However, when farming practices were abandoned beginning ~1400 CE (for unknown and still highly-debated reasons), fire activity decreased. We hypothesized that foraging populations likely continued to use fire to increase food resources at Fish Lake, but their populations were lower and thus they had a smaller ecological footprint (see panel b in figure below).
It was not until the Euro-American settlement beginning ~1850 CE that fire activity increased again, as fuels have increased beyond what the ecosystem has experienced in the last 1200 years (see Panel c in figure below).
Our results and interpretations challenge the notion that high-elevation mixed-conifer/sub-alpine forest fire regimes are exclusively climatically-driven. Importantly, it contributes to a growing body of evidence suggesting that past humans used fire to modify forest structure and composition, thereby reducing the role of climate as the dominant driver of past fires in high-elevation ecosystems. My hope is that our research sparks a discussion about the potential legacies Indigenous cultures had on forested environments across the western U.S., and that through lessons learned from millennia of Indigenous burning, we minimize catastrophic social and economic impacts caused by increasing wildfire activity.
To read more about our findings, please check out our paper, Legacies of Indigenous land use shaped past wildfire regimes in the Basin-Plateau Region, USA, out in Communications Earth and Environment.

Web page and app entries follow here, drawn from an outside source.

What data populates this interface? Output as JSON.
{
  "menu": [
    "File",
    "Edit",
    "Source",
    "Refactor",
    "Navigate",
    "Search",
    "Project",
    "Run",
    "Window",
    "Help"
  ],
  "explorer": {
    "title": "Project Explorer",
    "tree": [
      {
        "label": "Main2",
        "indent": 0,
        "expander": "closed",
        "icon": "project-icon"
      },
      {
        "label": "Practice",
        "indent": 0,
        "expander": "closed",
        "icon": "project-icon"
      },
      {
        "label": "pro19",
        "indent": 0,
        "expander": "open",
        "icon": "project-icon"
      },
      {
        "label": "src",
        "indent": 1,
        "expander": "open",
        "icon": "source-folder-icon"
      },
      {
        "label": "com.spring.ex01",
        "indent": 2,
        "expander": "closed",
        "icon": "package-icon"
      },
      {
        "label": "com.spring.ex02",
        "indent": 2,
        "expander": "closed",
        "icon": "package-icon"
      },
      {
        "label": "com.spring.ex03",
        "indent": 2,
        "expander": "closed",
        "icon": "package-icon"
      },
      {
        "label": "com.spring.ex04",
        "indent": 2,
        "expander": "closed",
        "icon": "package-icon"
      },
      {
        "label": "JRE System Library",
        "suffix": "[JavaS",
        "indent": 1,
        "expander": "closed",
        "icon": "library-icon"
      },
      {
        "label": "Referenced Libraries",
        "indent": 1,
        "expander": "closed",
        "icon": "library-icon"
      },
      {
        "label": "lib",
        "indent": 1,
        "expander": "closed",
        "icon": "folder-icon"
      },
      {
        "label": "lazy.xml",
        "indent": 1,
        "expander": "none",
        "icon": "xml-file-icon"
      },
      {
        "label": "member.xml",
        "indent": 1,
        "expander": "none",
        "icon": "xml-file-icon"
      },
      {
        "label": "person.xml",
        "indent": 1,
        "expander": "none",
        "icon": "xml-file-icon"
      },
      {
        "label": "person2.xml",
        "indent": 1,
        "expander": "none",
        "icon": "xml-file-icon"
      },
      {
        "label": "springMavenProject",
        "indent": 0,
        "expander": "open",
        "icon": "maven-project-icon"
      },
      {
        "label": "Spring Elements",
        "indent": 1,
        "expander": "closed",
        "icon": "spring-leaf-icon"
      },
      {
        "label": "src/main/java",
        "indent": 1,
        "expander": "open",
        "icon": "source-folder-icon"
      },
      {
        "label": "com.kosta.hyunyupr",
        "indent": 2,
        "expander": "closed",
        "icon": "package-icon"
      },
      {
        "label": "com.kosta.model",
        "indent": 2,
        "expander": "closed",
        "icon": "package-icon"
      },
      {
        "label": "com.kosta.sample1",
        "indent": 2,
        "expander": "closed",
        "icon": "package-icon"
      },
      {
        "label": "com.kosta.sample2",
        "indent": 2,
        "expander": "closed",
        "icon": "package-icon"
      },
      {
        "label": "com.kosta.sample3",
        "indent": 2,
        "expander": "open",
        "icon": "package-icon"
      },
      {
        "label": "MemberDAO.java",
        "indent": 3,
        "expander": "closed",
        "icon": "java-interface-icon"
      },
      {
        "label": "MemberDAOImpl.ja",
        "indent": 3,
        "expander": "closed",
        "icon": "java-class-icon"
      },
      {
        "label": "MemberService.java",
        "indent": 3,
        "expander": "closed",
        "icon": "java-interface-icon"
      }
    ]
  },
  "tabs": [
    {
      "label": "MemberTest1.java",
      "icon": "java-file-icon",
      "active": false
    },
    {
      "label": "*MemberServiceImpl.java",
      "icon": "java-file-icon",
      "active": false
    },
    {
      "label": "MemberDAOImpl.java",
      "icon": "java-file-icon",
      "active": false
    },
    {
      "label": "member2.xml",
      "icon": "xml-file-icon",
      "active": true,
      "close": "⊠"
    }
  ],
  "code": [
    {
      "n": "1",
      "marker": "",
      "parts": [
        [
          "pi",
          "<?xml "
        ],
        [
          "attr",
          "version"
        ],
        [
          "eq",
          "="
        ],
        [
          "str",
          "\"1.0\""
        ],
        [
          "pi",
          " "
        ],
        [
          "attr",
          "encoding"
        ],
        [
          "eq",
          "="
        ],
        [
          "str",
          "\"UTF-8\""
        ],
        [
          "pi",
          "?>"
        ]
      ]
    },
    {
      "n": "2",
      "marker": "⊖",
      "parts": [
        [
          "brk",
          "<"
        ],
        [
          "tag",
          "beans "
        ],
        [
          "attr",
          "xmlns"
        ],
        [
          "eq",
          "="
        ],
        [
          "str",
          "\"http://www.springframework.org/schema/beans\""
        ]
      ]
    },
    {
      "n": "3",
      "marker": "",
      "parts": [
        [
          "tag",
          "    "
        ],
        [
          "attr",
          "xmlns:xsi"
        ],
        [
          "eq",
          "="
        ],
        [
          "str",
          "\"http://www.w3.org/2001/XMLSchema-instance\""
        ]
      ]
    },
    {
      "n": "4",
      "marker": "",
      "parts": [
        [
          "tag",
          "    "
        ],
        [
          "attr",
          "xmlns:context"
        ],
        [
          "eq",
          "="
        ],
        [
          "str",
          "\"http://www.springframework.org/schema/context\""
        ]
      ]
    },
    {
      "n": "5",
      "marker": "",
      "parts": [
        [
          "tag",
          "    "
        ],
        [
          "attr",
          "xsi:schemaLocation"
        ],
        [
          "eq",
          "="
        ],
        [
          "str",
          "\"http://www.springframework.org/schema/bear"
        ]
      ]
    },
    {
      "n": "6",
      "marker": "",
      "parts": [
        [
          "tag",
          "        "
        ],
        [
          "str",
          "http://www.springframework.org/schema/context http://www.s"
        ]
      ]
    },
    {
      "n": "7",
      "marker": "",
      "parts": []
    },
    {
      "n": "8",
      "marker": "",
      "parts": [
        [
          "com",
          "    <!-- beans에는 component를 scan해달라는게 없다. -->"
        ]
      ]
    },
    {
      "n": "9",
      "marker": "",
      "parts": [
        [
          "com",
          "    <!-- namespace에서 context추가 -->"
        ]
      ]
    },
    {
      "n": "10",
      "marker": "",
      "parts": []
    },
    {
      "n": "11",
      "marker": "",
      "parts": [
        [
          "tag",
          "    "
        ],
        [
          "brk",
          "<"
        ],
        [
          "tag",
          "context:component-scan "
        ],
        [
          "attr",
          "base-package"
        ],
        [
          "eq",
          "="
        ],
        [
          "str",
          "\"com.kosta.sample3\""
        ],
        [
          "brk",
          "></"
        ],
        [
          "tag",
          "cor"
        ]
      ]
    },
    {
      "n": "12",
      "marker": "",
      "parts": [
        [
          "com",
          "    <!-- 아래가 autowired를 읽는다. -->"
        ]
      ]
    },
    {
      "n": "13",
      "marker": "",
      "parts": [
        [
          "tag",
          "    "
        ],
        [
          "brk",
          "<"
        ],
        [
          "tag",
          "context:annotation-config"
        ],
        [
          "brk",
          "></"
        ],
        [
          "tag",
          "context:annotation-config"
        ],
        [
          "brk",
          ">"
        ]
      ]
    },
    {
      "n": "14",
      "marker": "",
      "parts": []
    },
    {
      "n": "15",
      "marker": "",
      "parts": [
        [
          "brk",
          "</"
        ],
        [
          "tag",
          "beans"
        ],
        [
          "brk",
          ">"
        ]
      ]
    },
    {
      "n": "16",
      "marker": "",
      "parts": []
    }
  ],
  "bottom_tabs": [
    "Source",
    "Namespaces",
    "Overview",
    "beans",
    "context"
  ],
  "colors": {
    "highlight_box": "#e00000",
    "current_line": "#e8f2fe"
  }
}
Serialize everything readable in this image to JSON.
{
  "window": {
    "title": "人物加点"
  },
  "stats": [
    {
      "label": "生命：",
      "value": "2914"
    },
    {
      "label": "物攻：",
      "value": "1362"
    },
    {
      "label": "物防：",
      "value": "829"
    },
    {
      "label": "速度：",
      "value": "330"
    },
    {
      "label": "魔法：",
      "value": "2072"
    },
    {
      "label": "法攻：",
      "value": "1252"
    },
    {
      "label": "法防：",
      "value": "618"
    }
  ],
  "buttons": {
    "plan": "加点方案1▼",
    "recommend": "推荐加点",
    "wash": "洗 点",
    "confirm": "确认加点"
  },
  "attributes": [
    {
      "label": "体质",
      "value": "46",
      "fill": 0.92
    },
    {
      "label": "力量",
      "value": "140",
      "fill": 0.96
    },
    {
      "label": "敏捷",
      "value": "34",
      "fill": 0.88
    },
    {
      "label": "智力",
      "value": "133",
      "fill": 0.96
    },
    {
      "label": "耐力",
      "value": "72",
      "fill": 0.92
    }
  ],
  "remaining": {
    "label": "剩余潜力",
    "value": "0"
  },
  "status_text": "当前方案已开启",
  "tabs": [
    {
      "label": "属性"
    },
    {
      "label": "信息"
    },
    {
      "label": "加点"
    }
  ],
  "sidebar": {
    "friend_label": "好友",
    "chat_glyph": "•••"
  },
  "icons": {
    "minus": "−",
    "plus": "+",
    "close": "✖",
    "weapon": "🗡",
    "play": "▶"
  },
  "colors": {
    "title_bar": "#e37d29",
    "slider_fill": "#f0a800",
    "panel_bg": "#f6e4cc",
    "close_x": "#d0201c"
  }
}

Main poster image: "Lower Suwannee NWR Prescribed Fire C1B.3" by USFWS/Southeast is licensed with CC BY 2.0.